The comic book "Non Sequitur" on Sunday simply seemed to show bears dressed as Leonardo da Vinci. But The Butler Eagle, a newspaper in Pennsylvania, said Monday that it had ended the strip after being warned of a hidden message by an irate reader.
The band, which encouraged readers to color an image, appeared to include Message in the lower right corner: "We are happy to tell you to go to Trump."
"We apologize for the fact that such a disgusting trick was perplexing on the reading public," Ron Vodenichar, publisher and general manager of Eagle, on the paper's website. "Butler Eagle will interrupt this series immediately."
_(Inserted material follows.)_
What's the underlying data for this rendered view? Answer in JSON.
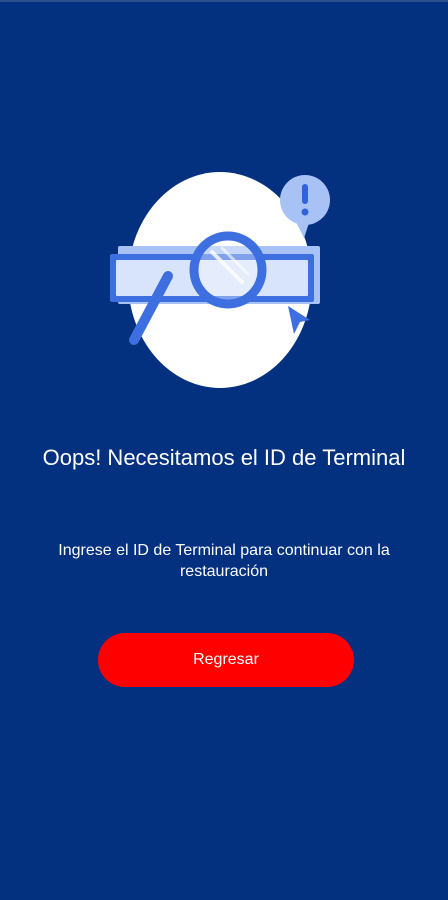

Andrew's McMeel Syndication, which publishes the strip, confirmed to the Washington Post on Tuesday that at least a dozen newspapers had chosen to release the strip over the hidden insult.
Here is the picture of the Non Sequitur series.
With the oh-so wise Trump insult pic.twitter.com/rlHwKqbHFj
̵1; Fran Warren (@FranWarren) February 11, 2019
The syndicate apologized on Monday for not catching the "vulgar language" in the editing process.
"We're sorry we missed the language of our editing process," the company said in a statement, according to the post. "If we had discovered it, we would not have distributed cartoons without it being removed. We apologize to" Non Sequitur's "customers and readers for our monitoring."
The cartoonist drawing the Wiley Miller strip , Posten told him he had forgotten the written message until it was published. He added that he wrote the phrase several weeks ago when he became frustrated by the Trump administration's actions.
"When I opened the paper on Sunday morning and read my cartoon, I did not like anything about it, because I did not notice the sobering that has now struck fire," says Miller, a frequent drum critic. "It wasn't meant for public consumption, and I meant it was white before it was submitted, but forgot it. If I intended to make a statement that would be understood by the readers, I would have done it in a more subtle sophistication way. "
Miller on Sunday teased cartoon series by saying in a now-deleted tweet there was an" Easter egg "in the picture.
The "Non Sequitur" strip is published in more than 700 newspapers in the United States